But what about the food? As I read the menu, my heart rate quickened. There are so many items I wanted to try, each unique and inventive. It features a nice selection of shareable tapas plates, two cheese and meat board choices, soups and salads and four carefully crafted large plate options. 

Here are a few of the highlights:

Olive Tapenade ($6): Kalamata and manzanilla olives blended with sun-dried tomatoes, garlic and olive oil, served with crostinis. This dish paired perfectly with our cocktails, and while it isn’t necessarily the most original dish on the menu, it was executed well – not too oily, not too bitter. We did have to ask for additional crostinis though, in order to finish the tapenade. 

Port Wine Basil Paté ($7): Classic paté blended with Port wine and sweet basil garnish with gherkins, served on baguettes. When this emerged from the kitchen, I was underwhelmed by the presentation, but the flavor was spot on. I’d recommend smaller baguettes and with the gherkins on the side. The pickle flavor overpowered the paté a bit, so I removed them and nibbled them separately to enjoy both flavors. 

Gourmet PB ’N’ J ($6): Bacon, Nutella, honey, black walnuts, raisins, raspberry preserves and chocolate chips served on cinnamon toast. Holy yum! I like all of these things on their own, but put them together and you have a flavor explosion. I highly recommend giving this dish a try, but certainly share it. It is sweetness overload. 

Shrimp ’N’ Grits ($16): New Orleans-style shrimp with creamy Gouda cheese grits, topped with sunny-side-up egg and crisp prosciutto. When I asked Gary what his favorite dish is, he pointed to this one. I have had shrimp ’n’ grits at many restaurants across the country, and this one ranks up there with the best. Perhaps it’s the egg. Whatever it is, they got it right. 

Ostrich Filet ($26): Seared tenderloin filets of ostrich, with a Cabernet demi-glace, served over horseradish Parmesan red skin smashed potatoes. Oddly enough, I grew up eating ostrich burgers in my rural hometown in Illinois and always enjoyed it. I had not, however, had an ostrich steak before, and it did not disappoint. Lean and flavorful, the ostrich paired well with the cabernet demi-glace and potatoes. 

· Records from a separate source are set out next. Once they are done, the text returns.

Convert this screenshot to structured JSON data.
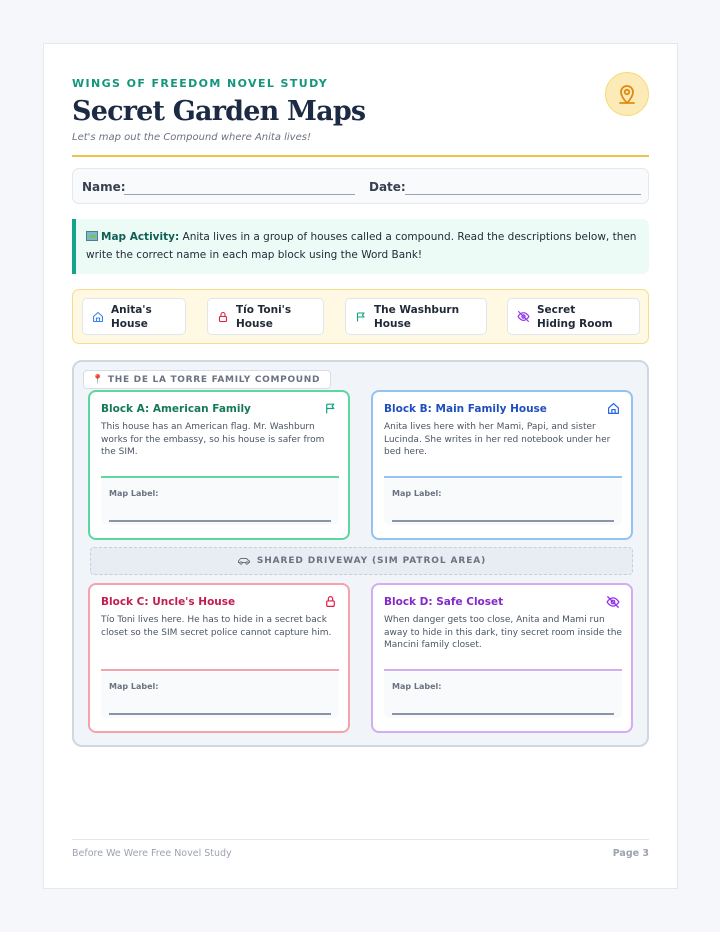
{
  "header": {
    "series": "WINGS OF FREEDOM NOVEL STUDY",
    "title": "Secret Garden Maps",
    "subtitle": "Let's map out the Compound where Anita lives!"
  },
  "name_row": {
    "name_label": "Name:",
    "date_label": "Date:"
  },
  "activity": {
    "lead": "Map Activity:",
    "text": " Anita lives in a group of houses called a compound. Read the descriptions below, then write the correct name in each map block using the Word Bank!"
  },
  "word_bank": [
    {
      "label": "Anita's House",
      "icon": "home-icon"
    },
    {
      "label": "Tío Toni's House",
      "icon": "lock-icon"
    },
    {
      "label": "The Washburn House",
      "icon": "flag-icon"
    },
    {
      "label": "Secret Hiding Room",
      "icon": "eye-off-icon"
    }
  ],
  "compound": {
    "tag": "THE DE LA TORRE FAMILY COMPOUND",
    "driveway": "SHARED DRIVEWAY (SIM PATROL AREA)",
    "map_label": "Map Label:",
    "blocks": [
      {
        "title": "Block A: American Family",
        "text": "This house has an American flag. Mr. Washburn works for the embassy, so his house is safer from the SIM.",
        "color": "#5ed6a0",
        "title_color": "#157a55",
        "icon": "flag-icon"
      },
      {
        "title": "Block B: Main Family House",
        "text": "Anita lives here with her Mami, Papi, and sister Lucinda. She writes in her red notebook under her bed here.",
        "color": "#93c3f2",
        "title_color": "#1e4fbf",
        "icon": "home-icon"
      },
      {
        "title": "Block C: Uncle's House",
        "text": "Tío Toni lives here. He has to hide in a secret back closet so the SIM secret police cannot capture him.",
        "color": "#f4a3ad",
        "title_color": "#c21d4f",
        "icon": "lock-icon"
      },
      {
        "title": "Block D: Safe Closet",
        "text": "When danger gets too close, Anita and Mami run away to hide in this dark, tiny secret room inside the Mancini family closet.",
        "color": "#d2aef0",
        "title_color": "#8429c9",
        "icon": "eye-off-icon"
      }
    ]
  },
  "footer": {
    "left": "Before We Were Free Novel Study",
    "right": "Page 3"
  },
  "colors": {
    "accent_green": "#13957f",
    "gold": "#f2c14d",
    "navy": "#1c2a44"
  }
}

If you’re looking for a fun and different dining experience, give Wine Down a try. You may want to make a reservation if you plan to dine there during the weekend. I have heard the wait time for a table is over two hours..